• [Your instructions]: Return all lines from the listing below in which "JSON" appears.
+++++
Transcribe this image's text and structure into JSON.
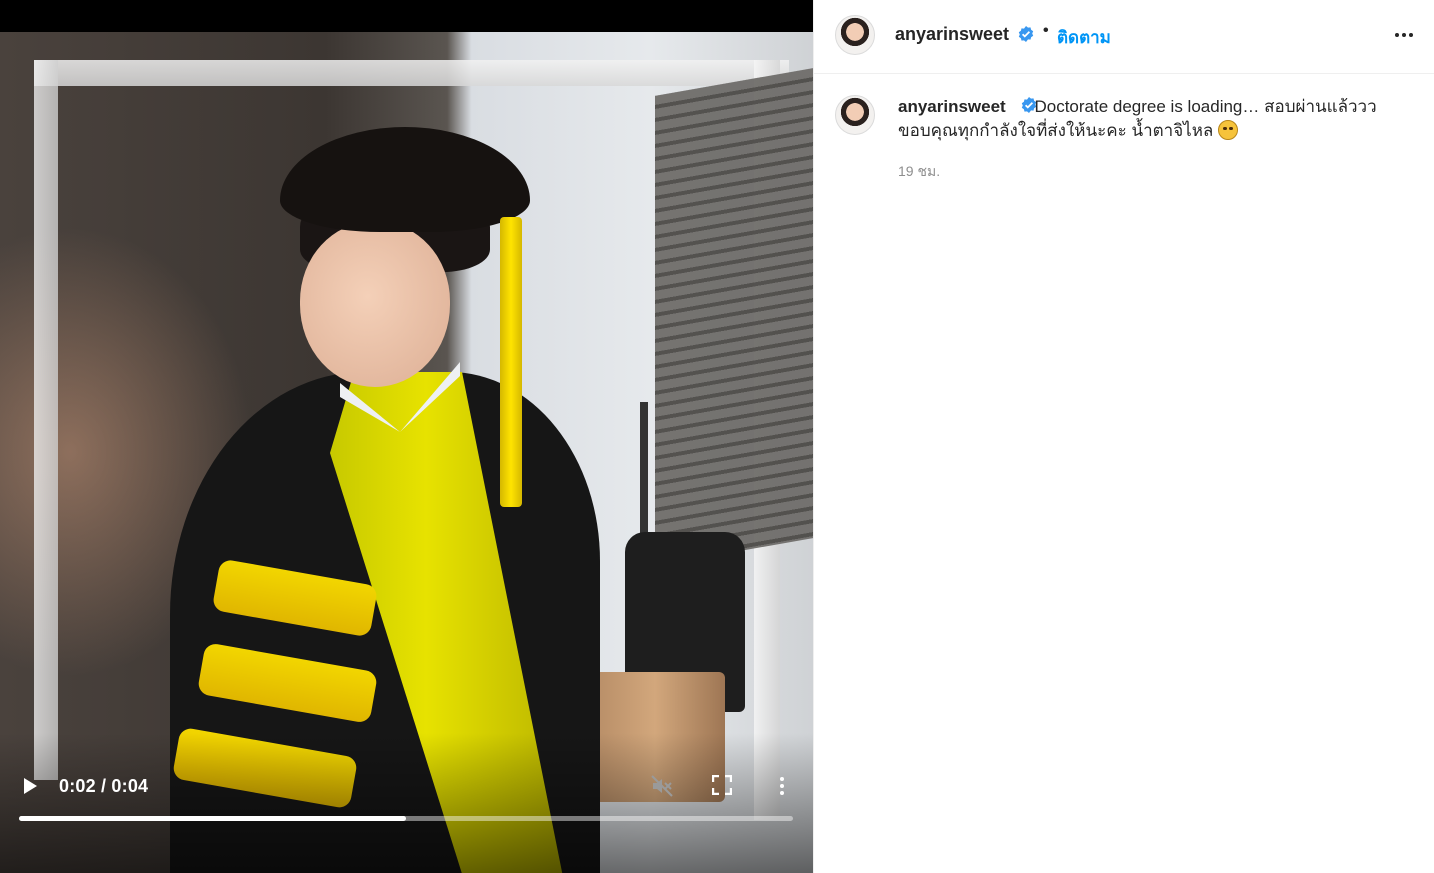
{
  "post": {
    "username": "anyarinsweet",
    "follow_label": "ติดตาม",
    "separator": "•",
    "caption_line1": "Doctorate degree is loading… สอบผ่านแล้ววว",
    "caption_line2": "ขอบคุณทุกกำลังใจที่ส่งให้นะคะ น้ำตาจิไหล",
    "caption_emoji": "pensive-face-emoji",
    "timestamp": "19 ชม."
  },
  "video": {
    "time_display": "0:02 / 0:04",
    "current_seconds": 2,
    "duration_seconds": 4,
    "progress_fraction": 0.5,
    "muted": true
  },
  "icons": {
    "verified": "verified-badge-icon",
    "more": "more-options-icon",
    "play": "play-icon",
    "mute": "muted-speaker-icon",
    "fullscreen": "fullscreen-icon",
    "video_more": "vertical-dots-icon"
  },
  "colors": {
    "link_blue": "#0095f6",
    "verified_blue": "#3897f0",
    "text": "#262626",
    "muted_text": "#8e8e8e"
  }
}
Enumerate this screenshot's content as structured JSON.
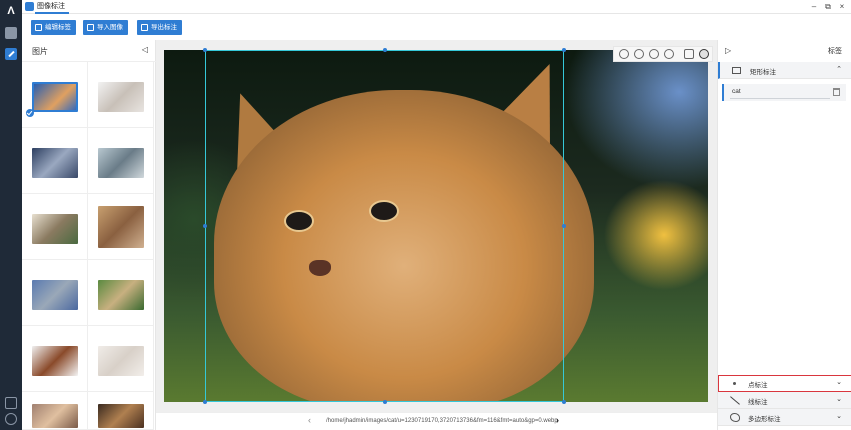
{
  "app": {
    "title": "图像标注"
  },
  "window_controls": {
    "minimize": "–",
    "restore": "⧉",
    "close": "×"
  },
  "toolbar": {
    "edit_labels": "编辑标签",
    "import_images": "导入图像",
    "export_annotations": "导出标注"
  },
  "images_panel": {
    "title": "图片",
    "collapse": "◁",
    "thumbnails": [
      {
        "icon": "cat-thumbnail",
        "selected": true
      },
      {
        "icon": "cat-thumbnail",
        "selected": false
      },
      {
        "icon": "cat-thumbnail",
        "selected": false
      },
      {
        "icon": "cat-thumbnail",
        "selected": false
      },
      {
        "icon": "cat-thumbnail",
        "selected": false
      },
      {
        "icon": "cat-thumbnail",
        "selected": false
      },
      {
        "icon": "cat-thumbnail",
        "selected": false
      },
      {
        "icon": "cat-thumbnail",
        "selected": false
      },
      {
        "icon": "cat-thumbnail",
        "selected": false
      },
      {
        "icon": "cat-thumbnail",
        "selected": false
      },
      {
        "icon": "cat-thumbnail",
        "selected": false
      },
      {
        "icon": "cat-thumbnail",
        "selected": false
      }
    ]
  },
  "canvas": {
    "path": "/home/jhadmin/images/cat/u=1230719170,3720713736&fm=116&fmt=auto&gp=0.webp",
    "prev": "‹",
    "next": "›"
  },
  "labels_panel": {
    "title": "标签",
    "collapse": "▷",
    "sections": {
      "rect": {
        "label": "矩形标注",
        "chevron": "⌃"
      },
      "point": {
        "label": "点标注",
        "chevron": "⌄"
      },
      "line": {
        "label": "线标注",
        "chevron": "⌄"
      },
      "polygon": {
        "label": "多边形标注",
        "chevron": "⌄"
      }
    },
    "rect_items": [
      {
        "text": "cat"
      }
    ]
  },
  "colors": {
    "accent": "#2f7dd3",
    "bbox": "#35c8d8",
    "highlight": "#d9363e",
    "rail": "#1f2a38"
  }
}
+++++
• [Answer box]:
Transcribe this image's text and structure into JSON.
Enumerate this screenshot's content as structured JSON.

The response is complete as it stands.